In the classic Japanese nō theatre, masks are the most important accessories of the leading actor shite. With these masks, an actor is able to impersonate characters of both real and imaginary worlds (e.g. a warrior, a young woman, an old man, as well as a demon, a god or a goddess, etc.). By putting on a mask, the character is transformed and the audience is able to discover their hidden secrets (e.g. the extraterrestrial origin of the character), or fierce feelings tormenting them (sorrow, envy, madness).
On 8 October 1905 in Cukiernia Lwowska Jana Michalika [a Lviv Confectionery run by Jan Michalik] the first performance of the Green Balloon cabaret was staged. The name of the cabaret arose by accident. After one of the meetings of ”the painter’s table”, where the idea of the cabaret originated, the artists saw a boy with a bunch of green balloons on Floriańska Street and then someone said: “That is our name: «Green Balloon»!”.
Few mementoes and works of art directly associated with Karol Szymanowski have been preserved to this day. Therefore, the posthumous mask makes for quite a unique document. Suffering from tuberculosis, Szymanowski died in Le Signal hospital in Lausanne. The mask was made right after his death by a Swiss sculptor, Lucien Jules Delerse.

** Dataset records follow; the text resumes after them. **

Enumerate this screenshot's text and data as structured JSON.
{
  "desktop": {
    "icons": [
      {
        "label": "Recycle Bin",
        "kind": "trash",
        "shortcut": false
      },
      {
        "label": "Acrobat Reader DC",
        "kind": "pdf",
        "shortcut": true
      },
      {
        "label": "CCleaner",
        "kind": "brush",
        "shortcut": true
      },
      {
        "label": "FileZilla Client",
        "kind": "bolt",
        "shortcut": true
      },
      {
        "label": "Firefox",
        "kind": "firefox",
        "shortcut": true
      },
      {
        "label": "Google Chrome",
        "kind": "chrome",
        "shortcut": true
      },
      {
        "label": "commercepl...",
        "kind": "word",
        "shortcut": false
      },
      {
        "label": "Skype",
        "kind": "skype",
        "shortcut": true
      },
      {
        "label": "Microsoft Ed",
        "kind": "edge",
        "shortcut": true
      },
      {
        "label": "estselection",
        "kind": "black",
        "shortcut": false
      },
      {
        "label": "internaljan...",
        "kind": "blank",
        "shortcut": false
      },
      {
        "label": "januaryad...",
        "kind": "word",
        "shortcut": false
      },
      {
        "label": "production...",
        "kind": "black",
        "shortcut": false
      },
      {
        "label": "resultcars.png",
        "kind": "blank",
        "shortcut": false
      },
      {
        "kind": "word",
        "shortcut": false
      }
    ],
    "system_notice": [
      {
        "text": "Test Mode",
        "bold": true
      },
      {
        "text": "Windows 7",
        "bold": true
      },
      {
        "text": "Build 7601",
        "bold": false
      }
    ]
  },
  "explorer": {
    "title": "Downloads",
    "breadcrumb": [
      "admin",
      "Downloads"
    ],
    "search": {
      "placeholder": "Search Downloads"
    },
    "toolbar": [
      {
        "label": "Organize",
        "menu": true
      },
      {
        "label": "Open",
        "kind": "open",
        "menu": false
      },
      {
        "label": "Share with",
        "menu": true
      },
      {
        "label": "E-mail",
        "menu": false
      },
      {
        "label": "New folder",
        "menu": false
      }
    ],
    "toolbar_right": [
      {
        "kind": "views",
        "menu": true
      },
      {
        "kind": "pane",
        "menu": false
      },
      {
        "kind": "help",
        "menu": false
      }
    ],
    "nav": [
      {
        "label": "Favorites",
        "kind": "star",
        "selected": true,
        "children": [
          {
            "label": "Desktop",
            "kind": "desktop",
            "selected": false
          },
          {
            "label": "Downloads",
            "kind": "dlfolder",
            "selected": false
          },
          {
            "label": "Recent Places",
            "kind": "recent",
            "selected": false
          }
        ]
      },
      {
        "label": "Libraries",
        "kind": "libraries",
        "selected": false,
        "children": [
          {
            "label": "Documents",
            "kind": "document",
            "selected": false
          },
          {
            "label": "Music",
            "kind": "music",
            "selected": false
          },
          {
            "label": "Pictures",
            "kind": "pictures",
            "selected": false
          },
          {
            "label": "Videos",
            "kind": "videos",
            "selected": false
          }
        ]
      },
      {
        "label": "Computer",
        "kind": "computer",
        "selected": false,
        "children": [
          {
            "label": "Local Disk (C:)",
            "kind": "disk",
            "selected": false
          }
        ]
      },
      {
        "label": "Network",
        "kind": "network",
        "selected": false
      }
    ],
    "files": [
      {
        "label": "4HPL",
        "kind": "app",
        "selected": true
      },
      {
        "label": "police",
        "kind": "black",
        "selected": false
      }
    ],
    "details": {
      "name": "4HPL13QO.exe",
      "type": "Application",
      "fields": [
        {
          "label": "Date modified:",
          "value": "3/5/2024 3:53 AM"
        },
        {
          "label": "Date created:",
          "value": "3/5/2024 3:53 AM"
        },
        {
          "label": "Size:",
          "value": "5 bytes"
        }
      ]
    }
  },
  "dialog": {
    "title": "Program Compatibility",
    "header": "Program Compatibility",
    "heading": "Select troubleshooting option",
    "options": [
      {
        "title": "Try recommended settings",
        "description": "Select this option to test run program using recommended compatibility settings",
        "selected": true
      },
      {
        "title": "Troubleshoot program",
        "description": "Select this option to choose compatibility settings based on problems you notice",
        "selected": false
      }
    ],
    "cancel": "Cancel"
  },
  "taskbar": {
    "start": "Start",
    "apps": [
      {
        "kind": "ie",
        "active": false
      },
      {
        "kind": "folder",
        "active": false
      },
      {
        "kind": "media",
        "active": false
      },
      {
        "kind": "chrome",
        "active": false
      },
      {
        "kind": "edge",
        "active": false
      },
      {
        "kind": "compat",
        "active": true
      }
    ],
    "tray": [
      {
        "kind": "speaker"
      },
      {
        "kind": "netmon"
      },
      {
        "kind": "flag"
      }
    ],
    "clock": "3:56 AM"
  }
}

The gilded cartonnage was found during the excavations conducted in 1907 in el-Gamhud by the first Polish Egyptologist, Tadeusz Smoleński. The openwork cartonnage is made up of several layers of linen stuck together. On the front and on the reverse, chalk undercoat was placed as the base for polychrome.
The monument to Mickiewicz which was unveiled in Kraków in 1889 was not the only honour given to the poet after his death. Over the 34 years that passed since the 26th of November 1855 (the date of his death), the poet’s body and his person, reproduced in depictions and photographs, was idealised. With time, it became less and less similar to the original. It entered the sphere of myth and interpretation.